+++ Exercise inputs
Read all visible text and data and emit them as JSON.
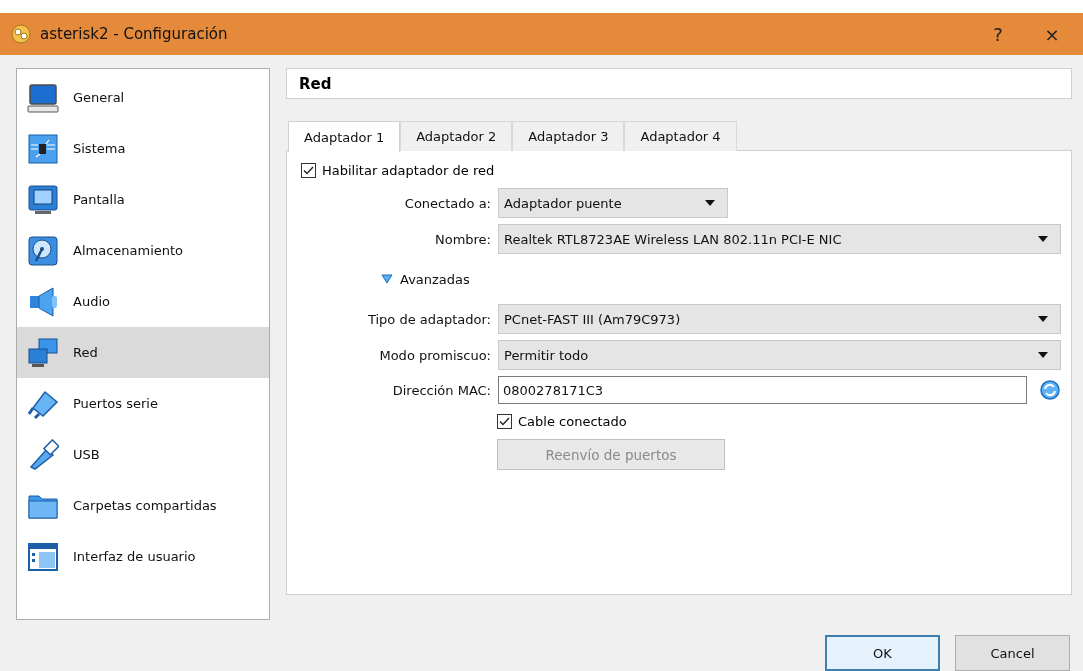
{
  "window": {
    "title": "asterisk2 - Configuración",
    "help": "?",
    "close": "×"
  },
  "sidebar": {
    "items": [
      {
        "label": "General",
        "selected": false
      },
      {
        "label": "Sistema",
        "selected": false
      },
      {
        "label": "Pantalla",
        "selected": false
      },
      {
        "label": "Almacenamiento",
        "selected": false
      },
      {
        "label": "Audio",
        "selected": false
      },
      {
        "label": "Red",
        "selected": true
      },
      {
        "label": "Puertos serie",
        "selected": false
      },
      {
        "label": "USB",
        "selected": false
      },
      {
        "label": "Carpetas compartidas",
        "selected": false
      },
      {
        "label": "Interfaz de usuario",
        "selected": false
      }
    ]
  },
  "page": {
    "title": "Red",
    "tabs": [
      {
        "label": "Adaptador 1",
        "selected": true
      },
      {
        "label": "Adaptador 2",
        "selected": false
      },
      {
        "label": "Adaptador 3",
        "selected": false
      },
      {
        "label": "Adaptador 4",
        "selected": false
      }
    ],
    "enable": {
      "label": "Habilitar adaptador de red",
      "checked": true
    },
    "fields": [
      {
        "kind": "combo",
        "label": "Conectado a:",
        "value": "Adaptador puente",
        "wide": false
      },
      {
        "kind": "combo",
        "label": "Nombre:",
        "value": "Realtek RTL8723AE Wireless LAN 802.11n PCI-E NIC",
        "wide": true
      }
    ],
    "advanced": {
      "label": "Avanzadas",
      "expanded": true
    },
    "advanced_fields": [
      {
        "kind": "combo",
        "label": "Tipo de adaptador:",
        "value": "PCnet-FAST III (Am79C973)",
        "wide": true
      },
      {
        "kind": "combo",
        "label": "Modo promiscuo:",
        "value": "Permitir todo",
        "wide": true
      },
      {
        "kind": "text",
        "label": "Dirección MAC:",
        "value": "0800278171C3",
        "wide": true
      }
    ],
    "cable": {
      "label": "Cable conectado",
      "checked": true
    },
    "port_forwarding": {
      "label": "Reenvío de puertos",
      "disabled": true
    }
  },
  "buttons": [
    {
      "label": "OK",
      "default": true
    },
    {
      "label": "Cancel",
      "default": false
    }
  ]
}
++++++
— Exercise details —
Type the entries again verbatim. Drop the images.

— Solved problem —
Read all visible text and data and emit them as JSON.
{
  "window": {
    "title": "asterisk2 - Configuración",
    "help": "?",
    "close": "×"
  },
  "sidebar": {
    "items": [
      {
        "label": "General",
        "selected": false
      },
      {
        "label": "Sistema",
        "selected": false
      },
      {
        "label": "Pantalla",
        "selected": false
      },
      {
        "label": "Almacenamiento",
        "selected": false
      },
      {
        "label": "Audio",
        "selected": false
      },
      {
        "label": "Red",
        "selected": true
      },
      {
        "label": "Puertos serie",
        "selected": false
      },
      {
        "label": "USB",
        "selected": false
      },
      {
        "label": "Carpetas compartidas",
        "selected": false
      },
      {
        "label": "Interfaz de usuario",
        "selected": false
      }
    ]
  },
  "page": {
    "title": "Red",
    "tabs": [
      {
        "label": "Adaptador 1",
        "selected": true
      },
      {
        "label": "Adaptador 2",
        "selected": false
      },
      {
        "label": "Adaptador 3",
        "selected": false
      },
      {
        "label": "Adaptador 4",
        "selected": false
      }
    ],
    "enable": {
      "label": "Habilitar adaptador de red",
      "checked": true
    },
    "fields": [
      {
        "kind": "combo",
        "label": "Conectado a:",
        "value": "Adaptador puente",
        "wide": false
      },
      {
        "kind": "combo",
        "label": "Nombre:",
        "value": "Realtek RTL8723AE Wireless LAN 802.11n PCI-E NIC",
        "wide": true
      }
    ],
    "advanced": {
      "label": "Avanzadas",
      "expanded": true
    },
    "advanced_fields": [
      {
        "kind": "combo",
        "label": "Tipo de adaptador:",
        "value": "PCnet-FAST III (Am79C973)",
        "wide": true
      },
      {
        "kind": "combo",
        "label": "Modo promiscuo:",
        "value": "Permitir todo",
        "wide": true
      },
      {
        "kind": "text",
        "label": "Dirección MAC:",
        "value": "0800278171C3",
        "wide": true
      }
    ],
    "cable": {
      "label": "Cable conectado",
      "checked": true
    },
    "port_forwarding": {
      "label": "Reenvío de puertos",
      "disabled": true
    }
  },
  "buttons": [
    {
      "label": "OK",
      "default": true
    },
    {
      "label": "Cancel",
      "default": false
    }
  ]
}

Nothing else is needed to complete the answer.